▶ **Interface dataset entries**
________________
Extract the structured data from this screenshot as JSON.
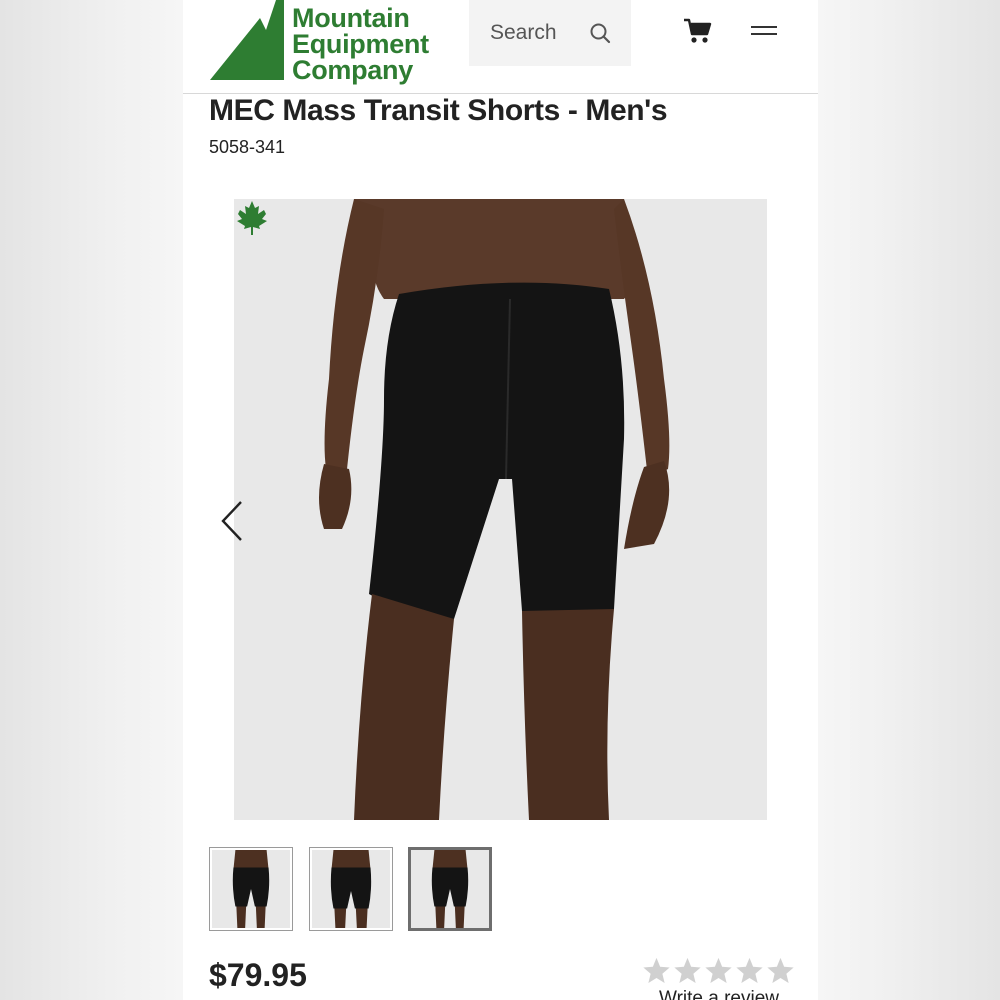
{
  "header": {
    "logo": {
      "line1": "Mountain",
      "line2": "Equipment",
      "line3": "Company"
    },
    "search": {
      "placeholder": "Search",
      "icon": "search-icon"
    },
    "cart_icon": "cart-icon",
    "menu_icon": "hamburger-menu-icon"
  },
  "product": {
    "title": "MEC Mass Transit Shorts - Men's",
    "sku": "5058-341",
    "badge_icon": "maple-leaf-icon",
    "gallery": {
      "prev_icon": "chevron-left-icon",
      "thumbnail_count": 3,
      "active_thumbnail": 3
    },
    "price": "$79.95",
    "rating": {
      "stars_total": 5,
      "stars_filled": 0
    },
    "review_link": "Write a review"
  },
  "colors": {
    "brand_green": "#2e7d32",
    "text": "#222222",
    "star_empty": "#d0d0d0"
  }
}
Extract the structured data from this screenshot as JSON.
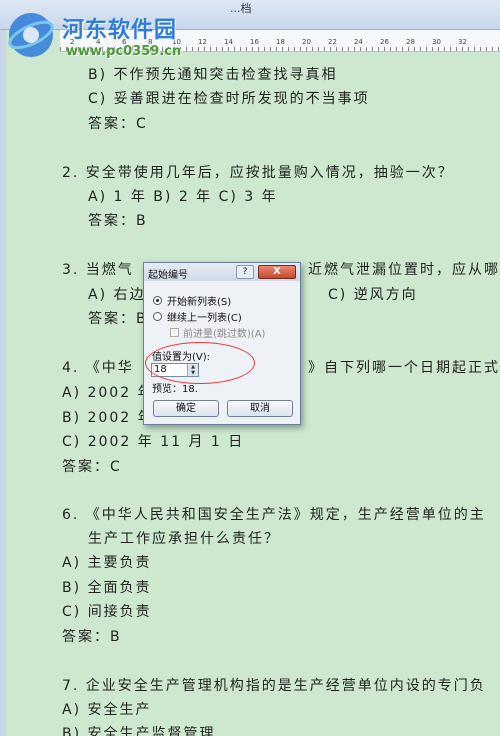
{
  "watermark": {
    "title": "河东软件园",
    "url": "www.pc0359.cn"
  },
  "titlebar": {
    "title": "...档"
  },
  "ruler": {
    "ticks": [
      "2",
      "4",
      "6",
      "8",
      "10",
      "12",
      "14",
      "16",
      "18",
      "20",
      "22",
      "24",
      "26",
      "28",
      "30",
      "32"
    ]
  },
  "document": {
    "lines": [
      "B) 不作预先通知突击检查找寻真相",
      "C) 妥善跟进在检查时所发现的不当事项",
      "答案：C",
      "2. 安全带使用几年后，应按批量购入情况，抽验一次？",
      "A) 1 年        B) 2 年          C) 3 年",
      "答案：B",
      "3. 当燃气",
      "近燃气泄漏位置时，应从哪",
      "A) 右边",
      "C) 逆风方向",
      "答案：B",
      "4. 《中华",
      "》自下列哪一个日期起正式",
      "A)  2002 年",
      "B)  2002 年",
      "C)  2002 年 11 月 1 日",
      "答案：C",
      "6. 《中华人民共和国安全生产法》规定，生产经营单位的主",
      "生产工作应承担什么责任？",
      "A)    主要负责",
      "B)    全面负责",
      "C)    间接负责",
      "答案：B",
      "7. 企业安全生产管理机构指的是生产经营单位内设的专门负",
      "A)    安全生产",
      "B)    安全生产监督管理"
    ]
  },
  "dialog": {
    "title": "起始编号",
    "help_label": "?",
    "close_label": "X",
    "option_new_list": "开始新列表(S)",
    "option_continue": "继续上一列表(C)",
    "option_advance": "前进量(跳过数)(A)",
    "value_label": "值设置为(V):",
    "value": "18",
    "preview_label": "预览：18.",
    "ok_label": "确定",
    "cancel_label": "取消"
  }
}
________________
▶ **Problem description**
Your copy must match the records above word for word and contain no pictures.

▶ **Output of the task**
Extract the structured data from this screenshot as JSON.
{
  "header": {
    "logo": {
      "line1": "Mountain",
      "line2": "Equipment",
      "line3": "Company"
    },
    "search": {
      "placeholder": "Search",
      "icon": "search-icon"
    },
    "cart_icon": "cart-icon",
    "menu_icon": "hamburger-menu-icon"
  },
  "product": {
    "title": "MEC Mass Transit Shorts - Men's",
    "sku": "5058-341",
    "badge_icon": "maple-leaf-icon",
    "gallery": {
      "prev_icon": "chevron-left-icon",
      "thumbnail_count": 3,
      "active_thumbnail": 3
    },
    "price": "$79.95",
    "rating": {
      "stars_total": 5,
      "stars_filled": 0
    },
    "review_link": "Write a review"
  },
  "colors": {
    "brand_green": "#2e7d32",
    "text": "#222222",
    "star_empty": "#d0d0d0"
  }
}
Extract the structured data from this screenshot as JSON.
{
  "watermark": {
    "title": "河东软件园",
    "url": "www.pc0359.cn"
  },
  "titlebar": {
    "title": "...档"
  },
  "ruler": {
    "ticks": [
      "2",
      "4",
      "6",
      "8",
      "10",
      "12",
      "14",
      "16",
      "18",
      "20",
      "22",
      "24",
      "26",
      "28",
      "30",
      "32"
    ]
  },
  "document": {
    "lines": [
      "B) 不作预先通知突击检查找寻真相",
      "C) 妥善跟进在检查时所发现的不当事项",
      "答案：C",
      "2. 安全带使用几年后，应按批量购入情况，抽验一次？",
      "A) 1 年        B) 2 年          C) 3 年",
      "答案：B",
      "3. 当燃气",
      "近燃气泄漏位置时，应从哪",
      "A) 右边",
      "C) 逆风方向",
      "答案：B",
      "4. 《中华",
      "》自下列哪一个日期起正式",
      "A)  2002 年",
      "B)  2002 年",
      "C)  2002 年 11 月 1 日",
      "答案：C",
      "6. 《中华人民共和国安全生产法》规定，生产经营单位的主",
      "生产工作应承担什么责任？",
      "A)    主要负责",
      "B)    全面负责",
      "C)    间接负责",
      "答案：B",
      "7. 企业安全生产管理机构指的是生产经营单位内设的专门负",
      "A)    安全生产",
      "B)    安全生产监督管理"
    ]
  },
  "dialog": {
    "title": "起始编号",
    "help_label": "?",
    "close_label": "X",
    "option_new_list": "开始新列表(S)",
    "option_continue": "继续上一列表(C)",
    "option_advance": "前进量(跳过数)(A)",
    "value_label": "值设置为(V):",
    "value": "18",
    "preview_label": "预览：18.",
    "ok_label": "确定",
    "cancel_label": "取消"
  }
}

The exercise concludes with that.